Cameron's EU deal: the view from Brussels
The prime minister’s reform package has had a mixed reception domestically, but how has it been received in the European capital?
Brexit fatigue set in long ago among the Brits in Brussels. Last Friday's marathon European council deal, paving the way for a referendum on 23 June, caused barely a stir in the air of fatalism enveloping our shrinking band of British officials in the European Union institutions.
Colleagues of other nationalities seem resigned to the UK's leaving, and ask me what I will do (I don't know, it depends). At a reception with fellow Brits on the Wednesday before the council, the discussion was not about the ‘reform’ package being negotiated but about our career prospects in a post-Brexit EU. The general feeling is that our jobs will probably not go, but our career prospects will nosedive; how many Norwegian directors-general are there? (Answer: none, of course, though there are a number of Norwegian officials still working in the EU institutions who were recruited before Norway's no vote in 1994 put a stop to its accession.)
Sympathy for the prime minister is in short supply among EU officials of any nationality.

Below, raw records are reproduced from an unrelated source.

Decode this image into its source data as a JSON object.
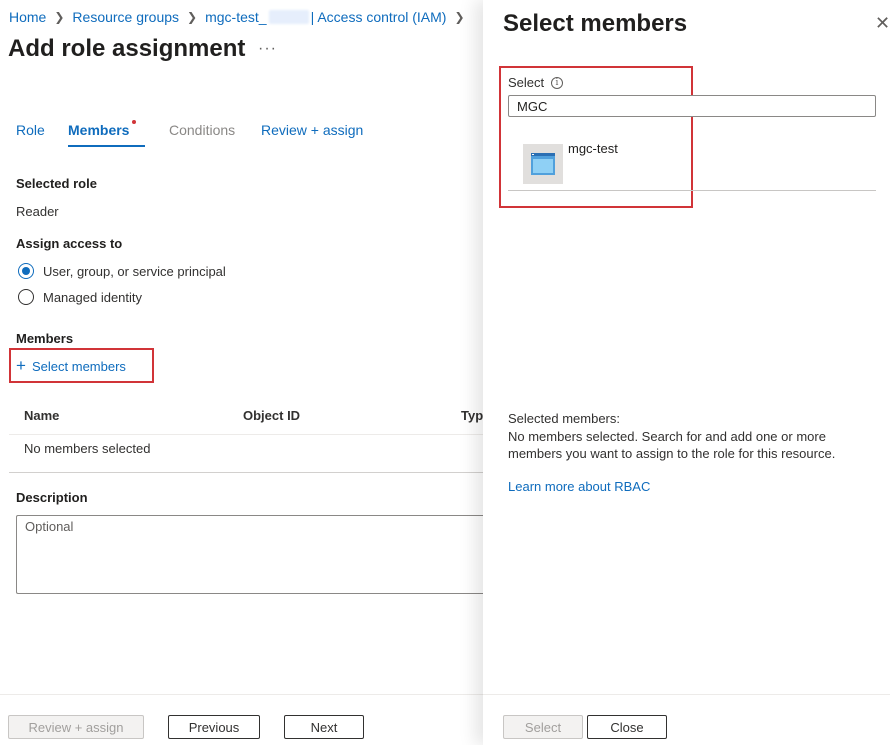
{
  "breadcrumb": {
    "home": "Home",
    "resource_groups": "Resource groups",
    "resource_prefix": "mgc-test_",
    "resource_suffix": "| Access control (IAM)"
  },
  "page": {
    "title": "Add role assignment",
    "more": "···"
  },
  "tabs": [
    {
      "label": "Role"
    },
    {
      "label": "Members"
    },
    {
      "label": "Conditions"
    },
    {
      "label": "Review + assign"
    }
  ],
  "selected_role": {
    "label": "Selected role",
    "value": "Reader"
  },
  "assign_access": {
    "label": "Assign access to",
    "options": [
      {
        "label": "User, group, or service principal",
        "selected": true
      },
      {
        "label": "Managed identity",
        "selected": false
      }
    ]
  },
  "members": {
    "label": "Members",
    "select_link": "Select members",
    "plus": "+",
    "columns": [
      "Name",
      "Object ID",
      "Type"
    ],
    "empty": "No members selected"
  },
  "description": {
    "label": "Description",
    "placeholder": "Optional"
  },
  "footer": {
    "review_assign": "Review + assign",
    "previous": "Previous",
    "next": "Next"
  },
  "panel": {
    "title": "Select members",
    "close": "✕",
    "select_label": "Select",
    "info": "i",
    "search_value": "MGC",
    "results": [
      {
        "name": "mgc-test"
      }
    ],
    "selected_heading": "Selected members:",
    "selected_text": "No members selected. Search for and add one or more members you want to assign to the role for this resource.",
    "learn_more": "Learn more about RBAC",
    "select_button": "Select",
    "close_button": "Close"
  },
  "colors": {
    "accent": "#0f6cbd",
    "highlight_box": "#d13438",
    "required_dot": "#d13438"
  }
}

Not for one second does anyone here buy the pretext of ‘reform’, this is transparently about UK national politics – which on this subject has long been entirely toxic – and the feeling is that he is holding the rest of us hostage while far more pressing issues besiege us. On those pressing issues – Syria, Ukraine, energy security, Russia handling, migration – the UK seems absent. This is a source of regret not just to British Eurocrats. The British civil service is well regarded and its contributions in meetings of council working groups are generally influential and welcome. That influence suffers when there is disengagement at the very top. On handling relations with the Russians in our eastern neighbourhood, for example, the UK is practically invisible. Compare and contrast the activism of the big two, France and Germany, and the energy of the Swedes and Baltics.

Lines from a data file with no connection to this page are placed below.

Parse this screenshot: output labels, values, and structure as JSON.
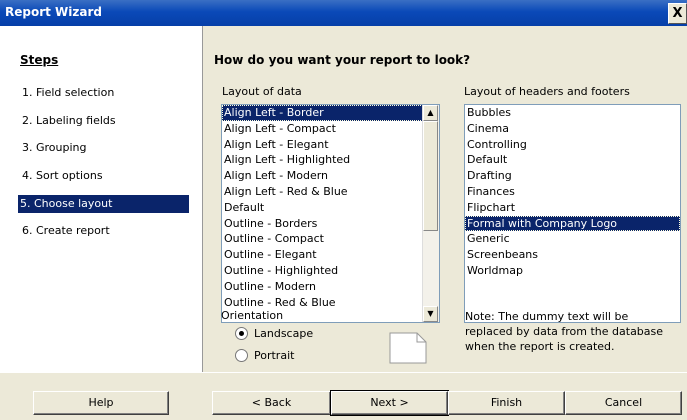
{
  "window": {
    "title": "Report Wizard",
    "close_label": "X"
  },
  "steps": {
    "heading": "Steps",
    "items": [
      {
        "label": "1.  Field selection",
        "selected": false
      },
      {
        "label": "2.  Labeling fields",
        "selected": false
      },
      {
        "label": "3.  Grouping",
        "selected": false
      },
      {
        "label": "4.  Sort options",
        "selected": false
      },
      {
        "label": "5.  Choose layout",
        "selected": true
      },
      {
        "label": "6.  Create report",
        "selected": false
      }
    ]
  },
  "main": {
    "question": "How do you want your report to look?",
    "layout_data": {
      "label": "Layout of data",
      "items": [
        "Align Left - Border",
        "Align Left - Compact",
        "Align Left - Elegant",
        "Align Left - Highlighted",
        "Align Left - Modern",
        "Align Left - Red & Blue",
        "Default",
        "Outline - Borders",
        "Outline - Compact",
        "Outline - Elegant",
        "Outline - Highlighted",
        "Outline - Modern",
        "Outline - Red & Blue"
      ],
      "selected": "Align Left - Border"
    },
    "layout_headers": {
      "label": "Layout of headers and footers",
      "items": [
        "Bubbles",
        "Cinema",
        "Controlling",
        "Default",
        "Drafting",
        "Finances",
        "Flipchart",
        "Formal with Company Logo",
        "Generic",
        "Screenbeans",
        "Worldmap"
      ],
      "selected": "Formal with Company Logo"
    },
    "orientation": {
      "label": "Orientation",
      "landscape": "Landscape",
      "portrait": "Portrait",
      "selected": "Landscape"
    },
    "note": "Note: The dummy text will be replaced by data from the database when the report is created."
  },
  "buttons": {
    "help": "Help",
    "back": "< Back",
    "next": "Next >",
    "finish": "Finish",
    "cancel": "Cancel"
  },
  "colors": {
    "titlebar": "#0a49b8",
    "selection": "#0a246a",
    "background": "#ece9d8"
  }
}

I personally felt some anxiety ahead of the publication of the proposed deal by Donald Tusk on 2 February. Many fear that the UK's departure could mark the beginning of the end of the EU. Where the UK leads, others may follow. The entire project could fail and throw Europe back into an era of nationalism, rivalry, and insecurity. So our politicians will surely do almost anything to stop that happening, right? I was afraid that the council would offer Cameron a deal so sweet it would leave the treaty toothless. I shouldn't have worried – it seems that everyone has reached the same conclusion: the UK referendum will not be about the deal negotiated on Friday, it will be a straightforward in/out vote. So there was no point at all in offering Cameron more than an inch; he would have to present even that inch as a victory, and a mile would not have satisfied his backbenchers or the Fleet Street nihilists. There is a sense of relief that a deal was agreed, and the deal is not over-generous to the UK. It is unlikely to make much difference on referendum day.
Our resignation is defeatist, born of years of attrition. Brexit seems almost a foregone conclusion among EU officials, and privately (or not even) many of us would welcome it, imagining (surely in error) that the EU without the obstructive UK might actually tackle some of its real reform needs. But the referendum is not lost just yet, and it may well be won. What we need to be thinking about, here in Brussels, is how to win the peace.

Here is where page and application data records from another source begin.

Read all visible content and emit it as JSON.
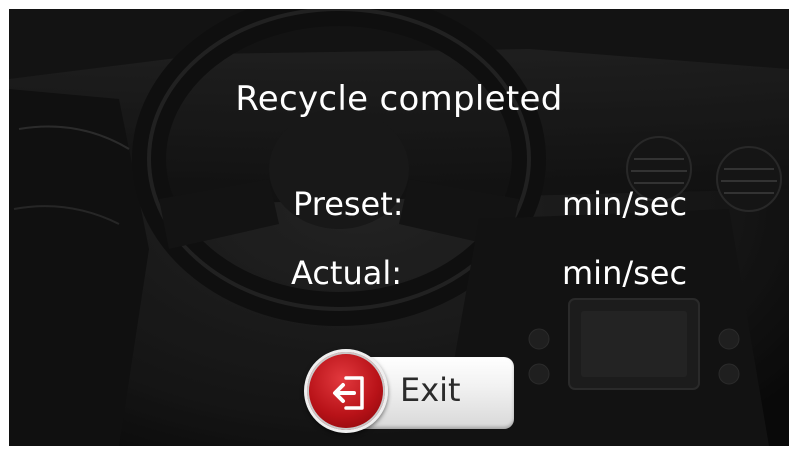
{
  "dialog": {
    "title": "Recycle completed",
    "preset_label": "Preset:",
    "preset_unit": "min/sec",
    "actual_label": "Actual:",
    "actual_unit": "min/sec"
  },
  "exit_button": {
    "label": "Exit",
    "icon": "exit-door-icon"
  },
  "colors": {
    "overlay_text": "#ffffff",
    "exit_circle": "#c0171d",
    "exit_pill": "#f0f0f0"
  }
}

Chris Kendall is a European civil servant who works on foreign policy